The Offset Block

What is an offset block? The offset block repositions the stock on the fence so that the groove cut will be first. This allows a groove in the end piece to fit with a box pin in the side piece.

Use a 1" or 1 1/2” thick by 4” wide and 10” long piece of clear straight stock. With the spacer fence set up correctly to cut box joints, cut a 10" long groove in the block. Mark this piece of wood as an “Offset Block” and keep it handy for future use.

Using An Offset Block

Place the full length groove of the offset block over the 3/8" spacer fence. The edge of the offset block should just touch the cutting edge of the bit. Clamp the offset block to the table in this position. Now clamp the two end pieces together (marked edge towards the fence) and make the groove cut on both ends.

When the router has come to a complete stop remove the offset block and continue cutting the box joints on these pieces. Now you have perfect box joints with the top edge flush!

Making Dovetails With A Spacer Fence

The 3/8" spacer fence can also be used with a 1/2" dovetail bit to make dovetail spices and sliding dovetails. Please note this jig is not used for making dovetails on corners.

Setting Up For The Dovetail Splice

Use a 1/2” 14 degree dovetail bit in a table mounted router.

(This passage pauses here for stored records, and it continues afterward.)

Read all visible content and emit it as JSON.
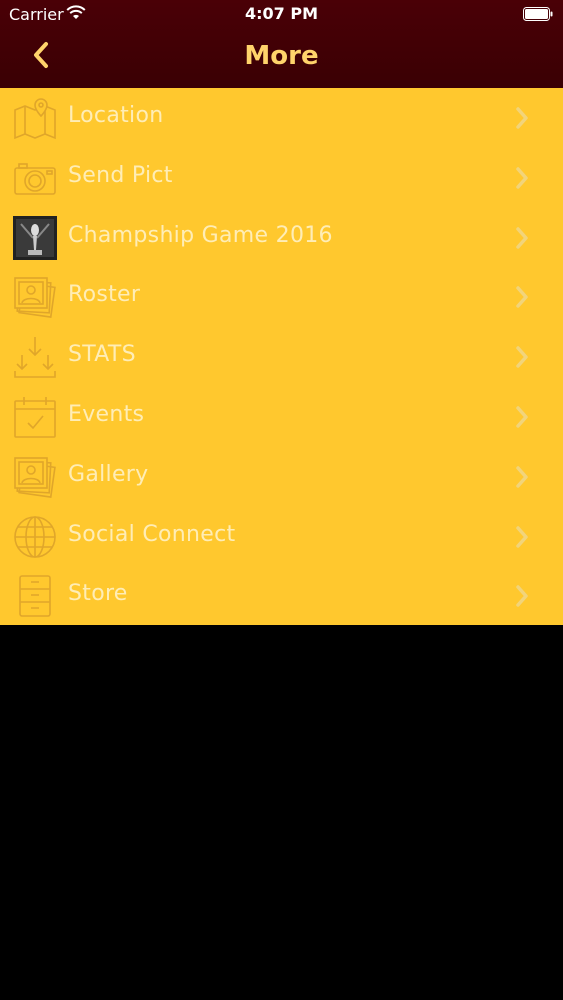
{
  "status_bar": {
    "carrier": "Carrier",
    "time": "4:07 PM"
  },
  "nav": {
    "title": "More",
    "back_icon": "chevron-left-icon"
  },
  "colors": {
    "header": "#4a0006",
    "title": "#ffd36b",
    "menu_bg": "#ffc82e",
    "label": "#fff1c2",
    "icon_stroke": "#e0a62a"
  },
  "menu": {
    "items": [
      {
        "label": "Location",
        "icon": "map-pin-icon"
      },
      {
        "label": "Send Pict",
        "icon": "camera-icon"
      },
      {
        "label": "Champship Game 2016",
        "icon": "trophy-image-icon"
      },
      {
        "label": "Roster",
        "icon": "photos-icon"
      },
      {
        "label": "STATS",
        "icon": "download-arrows-icon"
      },
      {
        "label": "Events",
        "icon": "calendar-check-icon"
      },
      {
        "label": "Gallery",
        "icon": "photos-icon"
      },
      {
        "label": "Social Connect",
        "icon": "globe-icon"
      },
      {
        "label": "Store",
        "icon": "cabinet-icon"
      }
    ]
  }
}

Bolt the 3/8” spacer fence over the table with a 1/2” space between the fence and the bit. This space is measured from the bottom of the dovetail profile, not the tip. Set the height of the bit at approximately 5/16 so the slot will fit over the spacer fence.

It will be necessary to drill another hole for the dovetail bit operation (predrilled in the Router Workshop Table Top). Remove the bolt in the end of the spacer fence closest to the operator. Tap the fence to the right and clamp in position as described above and run a sample. When you have the proper fit, drill a hole through the left side of the spacer fence and table.

Again, check your fit by clamping two pieces of 3/8" thick material together (make sure the bottoms are flush) and cutting dovetails in one end. To adjust the fit, raise the bit to make it tighter and lower the bit to loosen.

Once the fit is correct, you are now ready to cut dovetail splices. The two pieces will have to be offset 1/2" (the size of the bit).

Lift the groove over the spacer fence and cut the next groove. Repeat this procedure until the dovetail slots are cut along the entire end.

Sliding Dovetails

To make sliding dovetails simply follow the same procedure as with dovetail splices except you would lower the height of the cutter. This loosens the fit and allows the two pieces to slide easily. These linear cuts are better suited for 3/4" stock or greater.